Perhaps unsurprisingly, Jim McLaughlin of the Texas Police Chiefs Association told the crowd that in an ideal world, he'd like to see every infant DNA swabbed at birth. (Why not just tag our ears like cattle, Jim, or inject a RFID chip under our skin and be done with it?)
Other speakers described pressures by law enforcement to expand the national DNA database by various means, and a handout in the backup material from USDOJ encouraged expanded use of DNA in property crimes. From a "CSI Effect" perspective that may sound like a good idea, but I don't see how it's pragmatically possible; the labs are overwhelmed trying to fulfill their functions now.
CODIS is the name of the software housing the national DNA database, to which 44 states contribute specimens from
Three states allow the defense bar access to CODIS, which would certainly make it easier to check innocence claims or pursue independent investigatory paths from police.
A couple of speakers emphasized that scientists don't actually "match" DNA, but estimate a statistical probability they're the same, which is a slightly different beast. Fingerprints, it was pointed out, previously were considered "gold standard" evidence but their infallibility has increasingly come under fire. In addition, HPD crime lab director Irma Rios emphasized how frequently DNA evidence is contaminated or mixed with other DNA at crime scenes in ways that damage the evidence or make it unusable.
Some attention was paid to the issue of swabbing family members when DNA appears to be "close" to a suspect but doesn't exactly fit. Forensic specialists identified several best practices they said "should" be followed in such instances, but gave no information as to whether these are the practices in Texas' DNA sampling program. E.g., departments by policy should destroy DNA swabs from innocent family member or other suspects, and familial swabs should not be uploaded into local DNA databases at all. Some agencies require informed consent to get DNA, but it's legal to lie to get DNA samples, DNA in someone's trashcan is fair game, and you don't need probable cause to take a DNA sample under current law, the gathering was told in a seminar titled DNA 101.

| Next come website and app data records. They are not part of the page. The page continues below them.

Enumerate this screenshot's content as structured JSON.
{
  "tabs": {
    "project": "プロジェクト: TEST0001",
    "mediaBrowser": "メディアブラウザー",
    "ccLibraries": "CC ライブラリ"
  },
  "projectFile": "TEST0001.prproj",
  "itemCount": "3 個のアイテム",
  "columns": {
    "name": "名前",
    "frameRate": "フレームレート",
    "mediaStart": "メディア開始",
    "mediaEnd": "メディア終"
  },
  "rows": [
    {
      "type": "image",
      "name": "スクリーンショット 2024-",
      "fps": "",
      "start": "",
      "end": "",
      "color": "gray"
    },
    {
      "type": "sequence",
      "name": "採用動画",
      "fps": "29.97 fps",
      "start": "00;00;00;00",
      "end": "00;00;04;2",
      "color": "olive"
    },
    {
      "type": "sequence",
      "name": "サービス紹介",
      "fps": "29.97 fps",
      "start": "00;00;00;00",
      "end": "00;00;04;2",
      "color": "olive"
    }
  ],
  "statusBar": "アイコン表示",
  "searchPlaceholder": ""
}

The legal eagles among you may be interested that the Supreme Court recently granted cert (meaning they agreed to hear the case) in Melendez-Diaz v. Massachussetts (07-591), which will decide whether a forensic lab report is "testimonial" evidence subject to the "Confrontation Clause" in the US Constitution, as set forth in the Crawford decision. (For reasons that will become clear when I discuss Dr. Bill Tillstone's talk, I think a lab report decidedly IS testimonial evidence, but readers will be shocked to learn that SCOTUS and I do not always agree.)
It was also suggested there could be Brady issues (meaning it could violate a prosecutor's duty to disclose exculpatory evidence) if defense counsel isn't allowed access to CODIS, though the question lacks the immediacy of the pending SCOTUS confrontation decision.
Evidence gathering and preservation is particularly important in DNA cases. (Pictured at left is the New Orleans evidence room, via the Denver Post.) The only reason so many exonerees have surfaced in Dallas is that the county kept old DNA samples. Elsewhere they've been destroyed, though few people believe the same problems that cause wrongful convictions in Big D don't occur elsewhere. In San Diego, according to one speaker, DNA evidence was destroyed in 3/4 of old cases. (In Houston, regular readers will recall, the DA's office to this day frequently requires destruction of DNA evidence as part of a plea bargain, which avoids anyone going back to check old cases.)
Susan Green, a reporter with the Denver Post, spent a year investigating evidence destruction for a major newspaper series on the topic. (See the complete series.) The issue comes up in two ways, she said: Proving innocence and solving cold cases. She called the system under-regulated, and said local authorities routinely destroy evidence in old cases, including thousands of rape kits.
Legislation currently moving in the Colorado state legislature "would grant new trials to criminal defendants in cases where DNA evidence was thrown out despite a court order requiring it be saved for testing." That would be a strong deterrent to negligence in evidence preservation, don't you think?